      • Acceptable level of risk in the appointment
      • External reputation / message
      • Internal constraints – SMT and other key stakeholders
      • Talent Market
      • Cost


To the Question – Internal vs. External Candidates? It depends.

Internal is safer because the person is known, cheaper because recruitment fees are avoided, quicker because the promotion can be immediate, calmer for the organization, and encouraging to all aspiring employees.

External is necessary if the business has failed to develop a CEO-in-waiting, has no-one who fits the Person Specification, or requires transformational leadership or a new skill set. It is considerably more risky, expensive, slow and frequently wasteful,  of knowhow, momentum, team synergy and passed-over candidates.


In observing board preferences, it seems that SME boards generally go the conservative route, putting much emphasis on continuity of team, know-how, networks and culture, and minimization of risk and cost.

Publicly listed companies often signal a global search, to reassure the market that a world-beater is sought – but tend to settle for an internal candidate. When they take the risky road but make a bad appointment, the damage to profits, organizational confidence, corporate reputation and share price can be massive.
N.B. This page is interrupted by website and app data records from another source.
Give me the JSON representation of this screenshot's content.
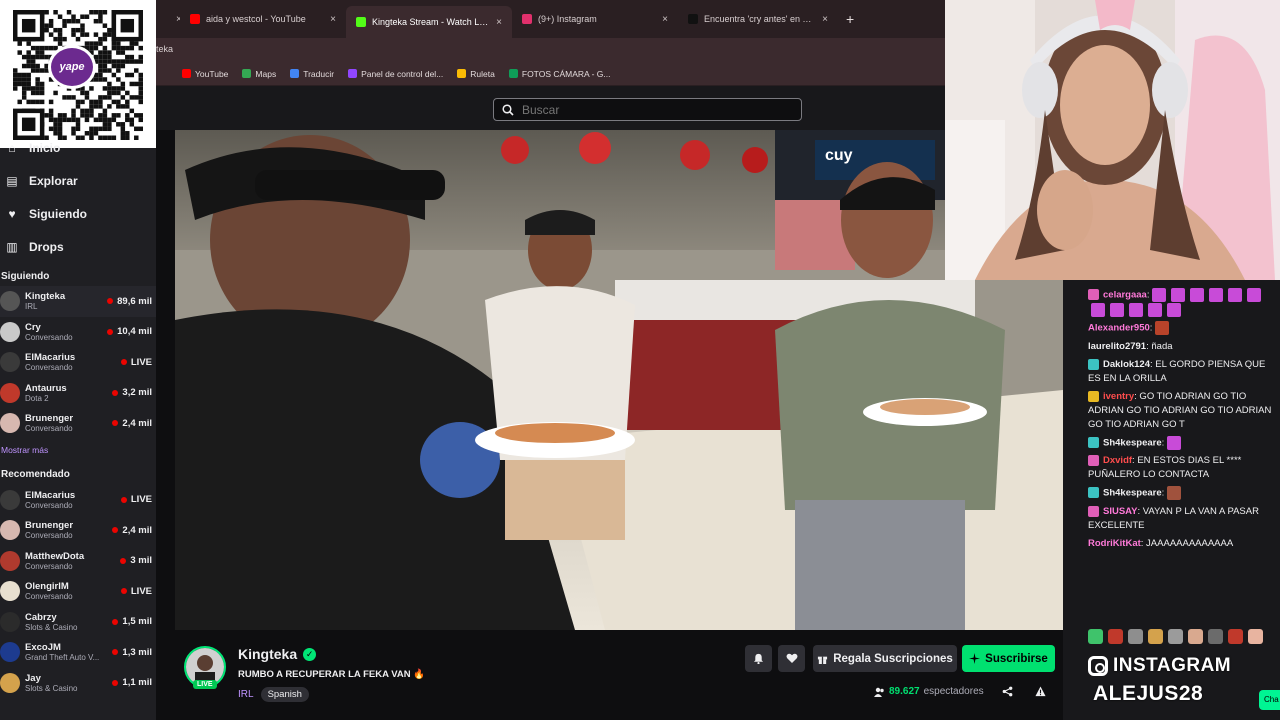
{
  "browser": {
    "tabs": [
      {
        "label": "",
        "close": "×",
        "icon": "unknown-tab-icon",
        "color": "#cccccc"
      },
      {
        "label": "aida y westcol - YouTube",
        "close": "×",
        "icon": "youtube-icon",
        "color": "#ff0000"
      },
      {
        "label": "Kingteka Stream - Watch Live o",
        "close": "×",
        "icon": "kick-icon",
        "color": "#53fc18"
      },
      {
        "label": "(9+) Instagram",
        "close": "×",
        "icon": "instagram-icon",
        "color": "#e1306c"
      },
      {
        "label": "Encuentra 'cry antes' en TikTok",
        "close": "×",
        "icon": "tiktok-icon",
        "color": "#111111"
      }
    ],
    "new_tab": "+",
    "address_fragment": "teka",
    "bookmarks": [
      {
        "label": "YouTube",
        "icon": "youtube-icon",
        "color": "#ff0000"
      },
      {
        "label": "Maps",
        "icon": "maps-icon",
        "color": "#34a853"
      },
      {
        "label": "Traducir",
        "icon": "translate-icon",
        "color": "#4285f4"
      },
      {
        "label": "Panel de control del...",
        "icon": "twitch-icon",
        "color": "#9146ff"
      },
      {
        "label": "Ruleta",
        "icon": "ruleta-icon",
        "color": "#fbbc05"
      },
      {
        "label": "FOTOS CÁMARA - G...",
        "icon": "drive-icon",
        "color": "#0f9d58"
      }
    ]
  },
  "topbar": {
    "search_placeholder": "Buscar"
  },
  "qr": {
    "brand": "yape"
  },
  "nav": {
    "items": [
      {
        "label": "Inicio",
        "icon": "home-icon"
      },
      {
        "label": "Explorar",
        "icon": "explore-icon"
      },
      {
        "label": "Siguiendo",
        "icon": "heart-icon"
      },
      {
        "label": "Drops",
        "icon": "drops-icon"
      }
    ],
    "following_title": "Siguiendo",
    "following": [
      {
        "name": "Kingteka",
        "category": "IRL",
        "viewers": "89,6 mil",
        "color": "#555555"
      },
      {
        "name": "Cry",
        "category": "Conversando",
        "viewers": "10,4 mil",
        "color": "#c9c9c9"
      },
      {
        "name": "ElMacarius",
        "category": "Conversando",
        "viewers": "LIVE",
        "color": "#3a3a3a"
      },
      {
        "name": "Antaurus",
        "category": "Dota 2",
        "viewers": "3,2 mil",
        "color": "#c0392b"
      },
      {
        "name": "Brunenger",
        "category": "Conversando",
        "viewers": "2,4 mil",
        "color": "#d7b8b0"
      }
    ],
    "show_more": "Mostrar más",
    "recommended_title": "Recomendado",
    "recommended": [
      {
        "name": "ElMacarius",
        "category": "Conversando",
        "viewers": "LIVE",
        "color": "#3a3a3a"
      },
      {
        "name": "Brunenger",
        "category": "Conversando",
        "viewers": "2,4 mil",
        "color": "#d7b8b0"
      },
      {
        "name": "MatthewDota",
        "category": "Conversando",
        "viewers": "3 mil",
        "color": "#b03a2e"
      },
      {
        "name": "OlengirlM",
        "category": "Conversando",
        "viewers": "LIVE",
        "color": "#e8e0d0"
      },
      {
        "name": "Cabrzy",
        "category": "Slots & Casino",
        "viewers": "1,5 mil",
        "color": "#2b2b2b"
      },
      {
        "name": "ExcoJM",
        "category": "Grand Theft Auto V...",
        "viewers": "1,3 mil",
        "color": "#1d3b8f"
      },
      {
        "name": "Jay",
        "category": "Slots & Casino",
        "viewers": "1,1 mil",
        "color": "#d4a24c"
      }
    ]
  },
  "chat": {
    "messages": [
      {
        "user": "celargaaa",
        "text": ":",
        "badge": "#e05fb8",
        "color": "#ff7ad9",
        "emotes": 11,
        "emote_color": "#c84bd8"
      },
      {
        "user": "Alexander950",
        "text": ":",
        "badge": "",
        "color": "#ff7ad9",
        "emotes": 1,
        "emote_color": "#b8432a"
      },
      {
        "user": "laurelito2791",
        "text": ": ñada",
        "badge": "",
        "color": "#efeff1",
        "emotes": 0,
        "emote_color": ""
      },
      {
        "user": "Daklok124",
        "text": ": EL GORDO PIENSA QUE ES EN LA ORILLA",
        "badge": "#3cc3c3",
        "color": "#efeff1",
        "emotes": 0,
        "emote_color": ""
      },
      {
        "user": "iventry",
        "text": ": GO TIO ADRIAN GO TIO ADRIAN GO TIO ADRIAN GO TIO ADRIAN GO TIO ADRIAN GO T",
        "badge": "#e8b923",
        "color": "#ff4d4d",
        "emotes": 0,
        "emote_color": ""
      },
      {
        "user": "Sh4kespeare",
        "text": ":",
        "badge": "#3cc3c3",
        "color": "#efeff1",
        "emotes": 1,
        "emote_color": "#c84bd8"
      },
      {
        "user": "Dxvidf",
        "text": ": EN ESTOS DIAS EL **** PUÑALERO LO CONTACTA",
        "badge": "#e05fb8",
        "color": "#ff4d4d",
        "emotes": 0,
        "emote_color": ""
      },
      {
        "user": "Sh4kespeare",
        "text": ":",
        "badge": "#3cc3c3",
        "color": "#efeff1",
        "emotes": 1,
        "emote_color": "#a0523d"
      },
      {
        "user": "SIUSAY",
        "text": ": VAYAN P LA VAN A PASAR EXCELENTE",
        "badge": "#e05fb8",
        "color": "#ff7ad9",
        "emotes": 0,
        "emote_color": ""
      },
      {
        "user": "RodriKitKat",
        "text": ": JAAAAAAAAAAAAA",
        "badge": "",
        "color": "#ff7ad9",
        "emotes": 0,
        "emote_color": ""
      }
    ],
    "instagram_label": "INSTAGRAM",
    "instagram_handle": "ALEJUS28",
    "chat_button": "Cha"
  },
  "stream": {
    "streamer": "Kingteka",
    "live": "LIVE",
    "title": "RUMBO A RECUPERAR LA FEKA VAN 🔥",
    "category": "IRL",
    "language": "Spanish",
    "gift_label": "Regala Suscripciones",
    "subscribe_label": "Suscribirse",
    "viewers": "89.627",
    "viewers_label": "espectadores"
  },
  "colors": {
    "accent": "#00e070",
    "purple": "#bf94ff",
    "bg": "#0e0e10"
  }
}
Examples of Fletcher Building and Fonterra spring to mind.

High schools in major cities are an interesting study. Rarely does a Deputy Principal get chosen. In the biggest decision of their tenure, Boards of Trustees tend to play for high stakes, going to the external market, even when the school is judged by ERO and themselves as being in fine shape and needing no radical change.   In recent years, a number of unfortunate appointments to Auckland high-decile schools have resulted in the pain of a very public termination. One wonders why the trustees of a State School (Crown Entity) or independent educator would adopt such a risky approach?